The study reached its conclusions by comparing urine and saliva samples from long-term e-cigarette users with long-term smokers over a six-month period, analyzing them for the key hazardous chemicals associated with smoking.
Nicotine, Carcinogen, and Toxin Exposure in Long-Term E-Cigarette and Nicotine Replacement Therapy Users: A… https://t.co/hylE7JTmdg— NNAlliance AU (@NNAllianceAU) February 7, 2017
It found that people who had swapped cigarettes for e-cigarettes had much lower levels of toxic and carcinogenic substances, compared with those who continued to smoke tobacco cigarettes. However, if patients continued to smoke regular cigarettes while also using e-cigarettes, they experienced no significant reduction in toxins. Ergo, smokers must cut out tobacco completely if they wish to cut their toxin levels.
The health risks and benefits of e-cigarettes have been speculated upon in the medical community ever since their invention in 2003 by Chinese pharmacist Hon Lik.
Despite claims by the industry, and some medical professionals, that they can have a significant positive impact on nicotine addicts' well-being, some studies have linked their use to cardiovascular issues. Such concerns have led e-cigs to be subject to the same laws and regulations as old-fashioned cigarettes.
Are Electronic Cigarette Users at Increased Risk for Cardiovascular Disease?— CardioAcademic (@CardioAcademic) February 2, 2017

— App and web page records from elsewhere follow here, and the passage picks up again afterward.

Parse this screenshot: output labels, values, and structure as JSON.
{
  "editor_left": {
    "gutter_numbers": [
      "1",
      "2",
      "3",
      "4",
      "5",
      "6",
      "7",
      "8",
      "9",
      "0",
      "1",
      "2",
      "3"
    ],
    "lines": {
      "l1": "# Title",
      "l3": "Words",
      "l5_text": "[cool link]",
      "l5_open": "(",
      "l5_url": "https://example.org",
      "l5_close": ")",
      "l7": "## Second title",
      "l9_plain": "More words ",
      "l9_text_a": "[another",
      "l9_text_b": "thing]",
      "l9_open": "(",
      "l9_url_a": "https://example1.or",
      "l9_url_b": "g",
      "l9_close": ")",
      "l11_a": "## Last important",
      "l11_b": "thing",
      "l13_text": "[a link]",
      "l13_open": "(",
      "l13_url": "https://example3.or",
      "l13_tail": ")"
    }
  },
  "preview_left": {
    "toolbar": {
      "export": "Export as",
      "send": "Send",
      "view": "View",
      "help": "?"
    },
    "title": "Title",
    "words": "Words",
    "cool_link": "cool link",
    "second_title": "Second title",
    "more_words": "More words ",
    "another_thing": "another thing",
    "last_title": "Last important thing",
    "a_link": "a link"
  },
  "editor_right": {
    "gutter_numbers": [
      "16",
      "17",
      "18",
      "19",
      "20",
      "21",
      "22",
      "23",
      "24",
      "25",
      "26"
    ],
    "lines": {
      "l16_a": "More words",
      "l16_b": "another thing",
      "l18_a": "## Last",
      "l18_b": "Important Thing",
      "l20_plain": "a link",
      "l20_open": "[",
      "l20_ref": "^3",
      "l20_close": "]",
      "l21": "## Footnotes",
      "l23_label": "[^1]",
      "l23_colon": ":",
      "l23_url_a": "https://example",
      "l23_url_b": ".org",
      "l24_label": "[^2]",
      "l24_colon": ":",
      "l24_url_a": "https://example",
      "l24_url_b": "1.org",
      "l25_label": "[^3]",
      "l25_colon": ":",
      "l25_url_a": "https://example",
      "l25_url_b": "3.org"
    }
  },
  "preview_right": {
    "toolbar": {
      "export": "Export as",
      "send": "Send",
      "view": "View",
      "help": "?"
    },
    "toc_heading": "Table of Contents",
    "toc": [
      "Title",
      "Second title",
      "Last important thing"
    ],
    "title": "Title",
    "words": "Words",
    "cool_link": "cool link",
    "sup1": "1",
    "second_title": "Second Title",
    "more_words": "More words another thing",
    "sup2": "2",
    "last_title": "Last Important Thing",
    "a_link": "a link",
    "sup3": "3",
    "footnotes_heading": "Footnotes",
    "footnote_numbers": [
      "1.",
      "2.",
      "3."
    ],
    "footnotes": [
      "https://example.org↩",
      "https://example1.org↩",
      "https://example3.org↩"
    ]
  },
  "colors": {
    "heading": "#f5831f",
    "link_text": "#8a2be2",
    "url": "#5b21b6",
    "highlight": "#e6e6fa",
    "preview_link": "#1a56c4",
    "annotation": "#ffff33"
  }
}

While the long-term effects of e-cigarettes have yet to be determined, lead researcher in the study Dr. Lion Shahab, senior lecturer in the department of epidemiology and public health at University College London, said the trial effectively disproved previous theories about the dangers of e-cigarettes.
"We've shown the levels of toxic chemicals in the body from e-cigarettes are considerably lower than suggested in previous studies using simulated experiments. This means some doubts about the safety of e-cigarettes may be wrong," he said.
Sarah Jakes, a board member at the New Nicotine Alliance, said the result would come as no surprise to experienced vapers, "who are very well aware" of the health benefits of switching, and were "great news" for smokers who may have previously been discouraged from using e-cigarettes due to doubts over their safety.
"Most studies to date have focused on theoretical risks, based on studies of e-liquid or vapor applied to cells in Petri dishes or inflicted on mice. It is far from clear how the effects found in those studies would translate to human use of the products, if at all. This study adds to the growing body of evidence that e-cigarettes are much safer than smoking tobacco — a conclusion by now surely undeniable for anyone with a shred of integrity," Ms. Jakes told Sputnik.
Still a Health Hazard
However, while the liquid that gives e-cigarette users their nicotine hit, may not contain many of the harmful chemicals found in cigarettes, it still contains substances that are hazardous to health.
For instance, diacetyl, a chemical responsible for flavoring popcorn, and the cause of popcorn lung, lurks in many popular flavors of e-liquid.
While e-cigarette manufacturers allege, and vape fans believe, that only harmless water vapor is emitted, in fact the "smoke" created is an aerosol containing propylene glycol. Inhaling this chemical can damage airways, and induce asthma attacks.
Moreover, some electronic cigarette liquid has been found to contain formaldehyde, and other toxic chemicals that can cause cancer or reproductive harm.
Furthermore, there have been numerous cases of devices exploding, causing serious injury to users, people around them and their environment.
a dude had a vape pen explode in his face.— Alex Bruce-Smith (@alexbrucesmith) January 17, 2017
(this was funny until i saw the pictures) pic.twitter.com/jF8wqKYPds
In 2016, the US Federal Emergency Management Agency for instance, identified 25 cases of e-cigarette explosions in the US between 2009 and 2014, merely based on mainstream media reports — the actual figure is likely much higher.
Governments the world over remain unconvinced by the health benefits of vaping.
In 2016, the European Union published a revised Tobacco Products Directive, which placed stringent rules on the supply, manufacture and promotion of tobacco products.
In the UK, the rules were passed as "Tobacco and Related Products Regulations 2016." E-cig activists said the rules amounted to making vaping as difficult as humanly possible without banning it outright — and if vape rules follow the trajectory of cigarette and alcohol regulations, they will only get more restrictive.